City sets new rules on greasePublished 12:02am Sunday, August 10, 2014
Vicksburg restaurants and night clubs that include meals on their menus will have to follow a new set of rules on disposing cooking fats, oils and grease.
The Board of Mayor and Aldermen Thursday approved an ordinance regulating the disposal of grease and cooking fats in the city’s sewer system. The ordinance becomes effective 30 days after it is published.
The ordinance is part of the federally mandated requirements under a consent decree between the city and the Environmental Protection Agency that was signed in 2013 after an EPA report cited the city for allowing raw sewage to be dumped into the Mississippi River and other local streams during a five-year period.

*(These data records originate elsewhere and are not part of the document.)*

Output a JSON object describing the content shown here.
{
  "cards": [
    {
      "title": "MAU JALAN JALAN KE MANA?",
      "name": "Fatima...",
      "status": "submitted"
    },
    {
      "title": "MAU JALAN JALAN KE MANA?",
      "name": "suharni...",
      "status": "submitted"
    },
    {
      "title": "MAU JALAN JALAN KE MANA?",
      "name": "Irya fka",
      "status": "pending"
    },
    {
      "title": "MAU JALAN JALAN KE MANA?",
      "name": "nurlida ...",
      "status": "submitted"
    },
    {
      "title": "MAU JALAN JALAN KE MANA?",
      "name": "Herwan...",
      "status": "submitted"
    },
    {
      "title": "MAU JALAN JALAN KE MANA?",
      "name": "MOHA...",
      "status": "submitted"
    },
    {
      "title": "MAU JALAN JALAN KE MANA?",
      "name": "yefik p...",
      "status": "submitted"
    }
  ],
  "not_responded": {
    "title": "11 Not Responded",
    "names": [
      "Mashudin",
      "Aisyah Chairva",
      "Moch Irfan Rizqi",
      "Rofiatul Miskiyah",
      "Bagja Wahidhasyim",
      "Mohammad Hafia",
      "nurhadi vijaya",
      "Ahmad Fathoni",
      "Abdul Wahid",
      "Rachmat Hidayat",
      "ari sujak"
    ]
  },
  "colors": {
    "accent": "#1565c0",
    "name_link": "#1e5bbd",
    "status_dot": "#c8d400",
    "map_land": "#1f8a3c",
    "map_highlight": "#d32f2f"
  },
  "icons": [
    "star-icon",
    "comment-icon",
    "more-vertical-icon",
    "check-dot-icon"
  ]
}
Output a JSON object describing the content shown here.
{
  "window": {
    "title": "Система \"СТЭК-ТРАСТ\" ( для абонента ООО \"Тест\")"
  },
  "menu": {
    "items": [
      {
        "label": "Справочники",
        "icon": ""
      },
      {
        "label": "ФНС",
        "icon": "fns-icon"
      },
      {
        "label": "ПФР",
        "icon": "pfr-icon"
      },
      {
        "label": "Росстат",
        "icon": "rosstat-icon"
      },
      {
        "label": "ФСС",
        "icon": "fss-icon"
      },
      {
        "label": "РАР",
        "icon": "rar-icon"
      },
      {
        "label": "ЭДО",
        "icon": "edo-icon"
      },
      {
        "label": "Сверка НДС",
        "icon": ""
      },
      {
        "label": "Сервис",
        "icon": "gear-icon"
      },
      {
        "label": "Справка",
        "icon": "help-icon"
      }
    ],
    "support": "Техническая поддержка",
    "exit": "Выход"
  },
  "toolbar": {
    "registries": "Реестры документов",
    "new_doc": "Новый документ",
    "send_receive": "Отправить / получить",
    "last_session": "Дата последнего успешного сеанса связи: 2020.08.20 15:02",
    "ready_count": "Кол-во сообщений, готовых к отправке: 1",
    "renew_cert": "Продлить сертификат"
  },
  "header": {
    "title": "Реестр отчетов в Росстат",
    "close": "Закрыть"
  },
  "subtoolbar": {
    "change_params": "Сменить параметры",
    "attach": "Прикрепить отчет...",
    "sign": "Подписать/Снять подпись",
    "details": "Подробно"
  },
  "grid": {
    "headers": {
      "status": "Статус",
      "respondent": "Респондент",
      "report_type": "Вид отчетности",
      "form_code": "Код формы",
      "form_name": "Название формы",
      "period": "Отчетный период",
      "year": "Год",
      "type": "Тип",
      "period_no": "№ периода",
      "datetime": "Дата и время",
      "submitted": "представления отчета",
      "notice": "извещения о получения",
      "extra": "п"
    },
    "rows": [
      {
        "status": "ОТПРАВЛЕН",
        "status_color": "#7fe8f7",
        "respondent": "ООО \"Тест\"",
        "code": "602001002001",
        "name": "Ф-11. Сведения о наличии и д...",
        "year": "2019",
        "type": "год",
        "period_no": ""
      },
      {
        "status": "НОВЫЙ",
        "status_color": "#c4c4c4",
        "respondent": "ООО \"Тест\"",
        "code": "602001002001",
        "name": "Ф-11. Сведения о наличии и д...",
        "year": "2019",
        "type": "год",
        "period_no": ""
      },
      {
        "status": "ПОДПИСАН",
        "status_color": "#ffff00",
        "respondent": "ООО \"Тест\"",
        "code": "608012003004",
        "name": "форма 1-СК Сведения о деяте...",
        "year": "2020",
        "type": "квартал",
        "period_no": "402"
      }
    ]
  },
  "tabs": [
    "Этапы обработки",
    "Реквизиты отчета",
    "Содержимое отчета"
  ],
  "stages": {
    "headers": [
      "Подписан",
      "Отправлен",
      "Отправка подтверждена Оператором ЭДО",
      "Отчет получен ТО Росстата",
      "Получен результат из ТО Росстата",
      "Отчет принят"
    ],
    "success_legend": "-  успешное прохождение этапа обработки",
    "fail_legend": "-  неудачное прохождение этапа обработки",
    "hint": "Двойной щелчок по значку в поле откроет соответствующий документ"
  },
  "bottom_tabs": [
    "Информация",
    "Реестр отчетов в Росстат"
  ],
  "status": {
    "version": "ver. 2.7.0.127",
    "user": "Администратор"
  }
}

It sets restrictions on the type and design of grease interceptors, which prevent grease, oils and fats from entering the sewer system, traps for retaining and separating waterborne greases and grease collection and facilities.
“We’re going forward, we’re trying to stay in compliance because we (may) have other lawsuits pending by the EPA,” Mayor George Flaggs Jr. said. “In order to move forward, we have to be in compliance.”
Besides the consent decree, the city paid a $17,000 fine and is required by EPA to reassess, repair and map the city’s 107-year-old sewer system over a 10-year period. Public Works Director Garnet Van Norman said the city will reassess, repair and remap one-tenth of the system each year. The project cost for the first year, which is expected to start with the 2015 fiscal year, is estimated at $3.118 million.
“It’s another issue where previous administrations have been kicking the can down the road and we’ve got to stop,” Flaggs said. “It’s costing us money with sewer problems, drainage problems; it’s costing us more money to not do anything than hold somebody accountable for doing something to comply with the law. I’m just afraid that if we don’t go forward, we’re going to be sued by the EPA again.”